A new middle school parent should be aware that giving their kid an armor against being defined by anyone or anything other than themselves, will be one of the greatest gifts given. Events will happen to look like game-changing events (e.g., being cut from a sports team and wondering where life goes from there), and though decisions like this one are most certainly going to change the pattern of their life, they are NOT to be defined by the perceived rejection. "Get up. Chase the next great adventure in your life. Best foot forward, always." Teaching a kid at that age (or long before) that they are in control of and accountable for their decisions, their choices, their actions and the outcomes of events surrounding them, is a good way to build up the strength they will need to be a self-assured, strong-minded middle school student. "Bend like a willow or break like an oak." Willows survive the storm because they are strong, yet flexible. Oaks see only one way to get through it - and when the storm is too rough, they break. No more broken kids...let's equip them with the tools they need in order to "bend" in the storm. ~Tara Greene (mother of three adult children)
She's so right! Teach your child to not allow other people to define him/her. Feelings will be hurt because children this age do not have filters. They are all still a work in progress. Your son/daughter's attitude towards a difficult situation can/will make all the difference. Teach your child to BEND!

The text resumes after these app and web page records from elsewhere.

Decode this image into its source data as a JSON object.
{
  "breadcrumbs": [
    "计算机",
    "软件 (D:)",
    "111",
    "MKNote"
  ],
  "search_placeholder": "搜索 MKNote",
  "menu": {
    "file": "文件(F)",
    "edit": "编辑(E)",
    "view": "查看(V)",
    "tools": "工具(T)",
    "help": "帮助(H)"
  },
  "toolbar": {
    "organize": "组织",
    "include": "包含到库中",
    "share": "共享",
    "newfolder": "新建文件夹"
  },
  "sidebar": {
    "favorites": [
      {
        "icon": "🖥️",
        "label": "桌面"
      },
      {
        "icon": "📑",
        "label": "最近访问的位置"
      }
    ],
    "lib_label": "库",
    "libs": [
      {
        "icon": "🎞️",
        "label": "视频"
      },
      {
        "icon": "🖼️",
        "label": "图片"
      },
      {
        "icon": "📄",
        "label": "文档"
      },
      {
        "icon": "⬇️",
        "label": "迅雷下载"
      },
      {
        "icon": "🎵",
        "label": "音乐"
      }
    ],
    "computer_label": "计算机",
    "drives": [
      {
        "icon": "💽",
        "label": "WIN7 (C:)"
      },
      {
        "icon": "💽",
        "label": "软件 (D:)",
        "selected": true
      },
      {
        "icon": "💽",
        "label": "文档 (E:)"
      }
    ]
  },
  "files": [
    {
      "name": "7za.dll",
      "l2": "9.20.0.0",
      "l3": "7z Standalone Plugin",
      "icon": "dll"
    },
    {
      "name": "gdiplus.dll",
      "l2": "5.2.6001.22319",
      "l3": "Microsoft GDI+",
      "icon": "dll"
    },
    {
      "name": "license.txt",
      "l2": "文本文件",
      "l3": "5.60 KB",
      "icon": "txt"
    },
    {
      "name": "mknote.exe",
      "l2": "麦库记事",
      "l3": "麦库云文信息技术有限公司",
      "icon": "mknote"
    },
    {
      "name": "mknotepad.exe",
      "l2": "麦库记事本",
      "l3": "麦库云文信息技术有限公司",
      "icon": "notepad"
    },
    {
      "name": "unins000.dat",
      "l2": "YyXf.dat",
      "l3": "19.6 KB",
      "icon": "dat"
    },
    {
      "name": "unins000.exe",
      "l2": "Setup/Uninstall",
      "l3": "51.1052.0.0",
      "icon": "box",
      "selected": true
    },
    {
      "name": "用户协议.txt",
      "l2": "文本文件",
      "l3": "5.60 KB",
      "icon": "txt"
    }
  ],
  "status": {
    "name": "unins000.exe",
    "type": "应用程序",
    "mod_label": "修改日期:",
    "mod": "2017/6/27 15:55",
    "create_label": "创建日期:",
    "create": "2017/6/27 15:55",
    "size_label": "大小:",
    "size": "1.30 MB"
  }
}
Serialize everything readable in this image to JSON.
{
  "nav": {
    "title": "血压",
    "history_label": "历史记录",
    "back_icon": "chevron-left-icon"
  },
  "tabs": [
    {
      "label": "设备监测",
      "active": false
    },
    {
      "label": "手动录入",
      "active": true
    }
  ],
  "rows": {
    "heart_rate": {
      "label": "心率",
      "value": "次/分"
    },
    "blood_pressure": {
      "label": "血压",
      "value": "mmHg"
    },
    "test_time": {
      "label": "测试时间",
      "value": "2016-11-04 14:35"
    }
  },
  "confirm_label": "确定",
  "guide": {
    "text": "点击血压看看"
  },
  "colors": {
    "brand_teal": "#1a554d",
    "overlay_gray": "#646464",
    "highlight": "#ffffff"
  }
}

Confidence in Communication

What advice would you give new middle school parents?

Teach your child to ask their teachers questions. Even if they are your questions. They need to learn now how to communicate with their teachers, not rely on their parents to do it. Was that harsh? ~Lisa Riccardi (Parent of college sophomore and high school freshman)
I should also note that Lisa worked as a substitute teacher in my middle school for a few years, and she hit the nail on the head. Don't send notes to your child's teacher if the child can communicate the question himself/herself. Confidential questions withstanding, I'd much rather listen and answer the child. Truthfully, it's just quicker! Building good communication skills is important, and this is the best place to start.

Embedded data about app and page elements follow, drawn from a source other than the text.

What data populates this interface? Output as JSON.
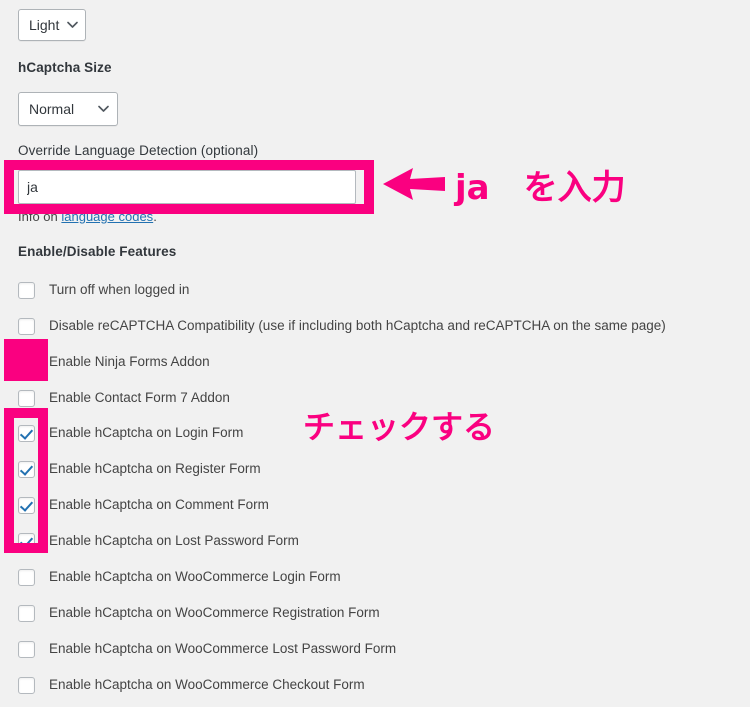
{
  "accent_color": "#fa0080",
  "link_color": "#2271b1",
  "theme_select": {
    "name": "hcaptcha-theme-select",
    "value": "Light",
    "icon": "chevron-down-icon"
  },
  "size_field": {
    "label": "hCaptcha Size",
    "value": "Normal",
    "icon": "chevron-down-icon"
  },
  "override_field": {
    "label": "Override Language Detection (optional)",
    "value": "ja",
    "placeholder": ""
  },
  "info_note": {
    "prefix": "Info on ",
    "link_text": "language codes",
    "suffix": "."
  },
  "features": {
    "heading": "Enable/Disable Features",
    "items": [
      {
        "label": "Turn off when logged in",
        "checked": false
      },
      {
        "label": "Disable reCAPTCHA Compatibility (use if including both hCaptcha and reCAPTCHA on the same page)",
        "checked": false
      },
      {
        "label": "Enable Ninja Forms Addon",
        "checked": true
      },
      {
        "label": "Enable Contact Form 7 Addon",
        "checked": false
      },
      {
        "label": "Enable hCaptcha on Login Form",
        "checked": true
      },
      {
        "label": "Enable hCaptcha on Register Form",
        "checked": true
      },
      {
        "label": "Enable hCaptcha on Comment Form",
        "checked": true
      },
      {
        "label": "Enable hCaptcha on Lost Password Form",
        "checked": true
      },
      {
        "label": "Enable hCaptcha on WooCommerce Login Form",
        "checked": false
      },
      {
        "label": "Enable hCaptcha on WooCommerce Registration Form",
        "checked": false
      },
      {
        "label": "Enable hCaptcha on WooCommerce Lost Password Form",
        "checked": false
      },
      {
        "label": "Enable hCaptcha on WooCommerce Checkout Form",
        "checked": false
      }
    ]
  },
  "annotations": {
    "input_callout": "ja　を入力",
    "checkbox_callout": "チェックする",
    "arrow_icon": "left-arrow-icon"
  }
}
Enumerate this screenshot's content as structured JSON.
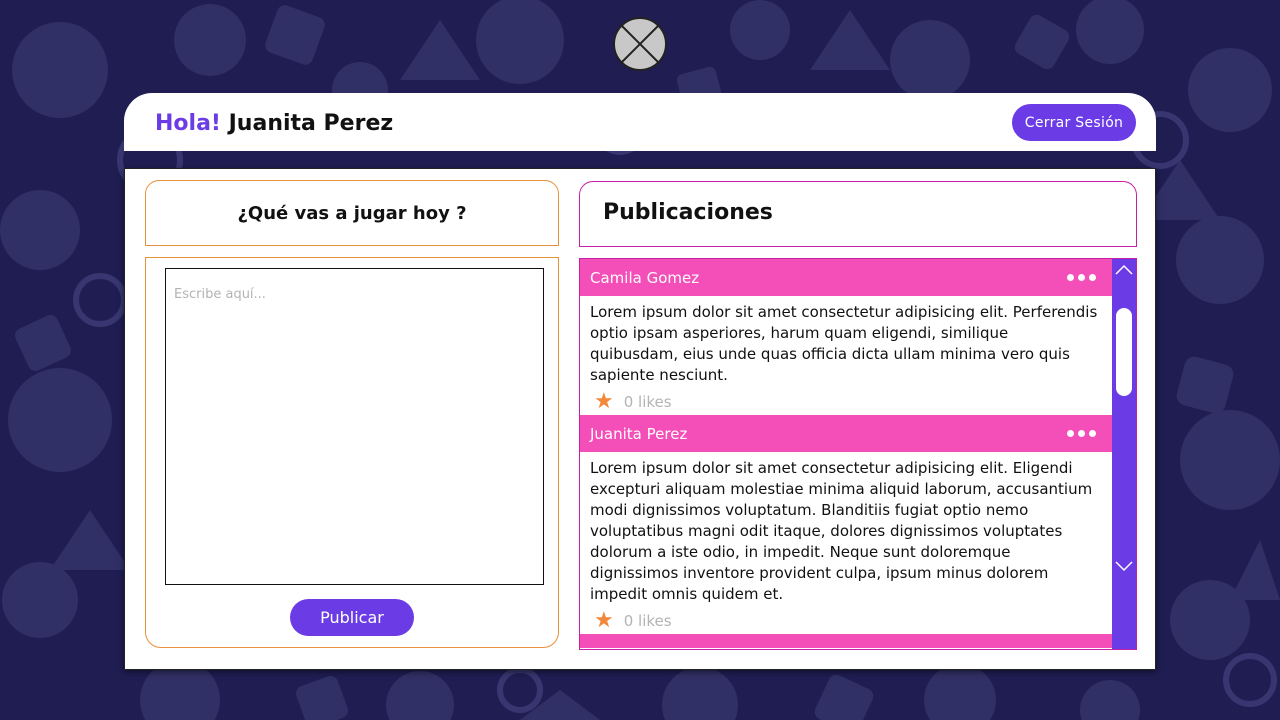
{
  "header": {
    "greeting": "Hola!",
    "user_name": "Juanita Perez",
    "logout_label": "Cerrar Sesión"
  },
  "composer": {
    "question": "¿Qué vas a jugar hoy ?",
    "placeholder": "Escribe aquí...",
    "publish_label": "Publicar"
  },
  "feed": {
    "title": "Publicaciones",
    "posts": [
      {
        "author": "Camila Gomez",
        "text": "Lorem ipsum dolor sit amet consectetur adipisicing elit. Perferendis optio ipsam asperiores, harum quam eligendi, similique quibusdam, eius unde quas officia dicta ullam minima vero quis sapiente nesciunt.",
        "likes": "0 likes"
      },
      {
        "author": "Juanita Perez",
        "text": "Lorem ipsum dolor sit amet consectetur adipisicing elit. Eligendi excepturi aliquam molestiae minima aliquid laborum, accusantium modi dignissimos voluptatum. Blanditiis fugiat optio nemo voluptatibus magni odit itaque, dolores dignissimos voluptates dolorum a iste odio, in impedit. Neque sunt doloremque dignissimos inventore provident culpa, ipsum minus dolorem impedit omnis quidem et.",
        "likes": "0 likes"
      }
    ]
  },
  "colors": {
    "accent_purple": "#6b3ce6",
    "post_pink": "#f44fb8",
    "border_orange": "#e8913c",
    "border_magenta": "#c51fa6",
    "background": "#1f1d52",
    "star": "#f2883a"
  },
  "icons": {
    "logo": "x-circle-logo-icon",
    "post_menu": "more-dots-icon",
    "like": "star-icon",
    "scroll_up": "chevron-up-icon",
    "scroll_down": "chevron-down-icon"
  }
}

Lisa later added,
Communication with teachers is a good practice for communication with all adults in the future. 'Teachers' are a good place to start this valuable skill.
Yes! When this generation of young people is constantly looking down at a cell phone screen, you have to be concerned about those face-to face moments. Where else are they going to learn this skill?

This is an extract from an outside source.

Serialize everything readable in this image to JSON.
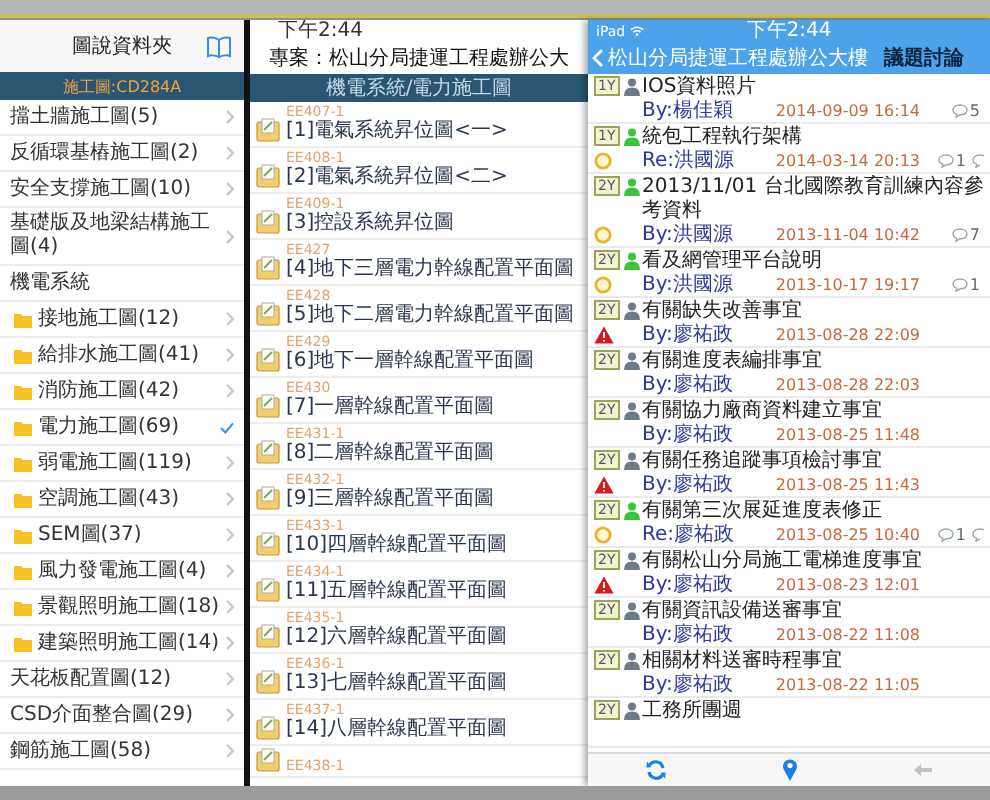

Before your child starts middle school...

Right after school ended this year, I was sitting at the ballpark when a friend was rehashing the events of her son's sixth grade year. You know me! I'm a captive audience for such a conversation. Most of it was good, but she mentioned a few hiccups along the way. At one point, she said, "I wish I had known." Well, that got my wheels turning. I do know. I live it. Why can't I help other parents? So, here we are.

Recently, I posed the question to my friends, family members, and former parents. Specifically, I asked these two questions:

  1. What do you wish you'd known before your child started middle school?
  2. What advice would you give to a brand new middle school parent?
In the next few weeks, I'll share their wisdom with you. Also, note the age of the student/adult. Sometimes it helps to read and relate to people who have a similar background. The further away from the middle school years, the parent will bring a different perspective.

As always, thanks for reading!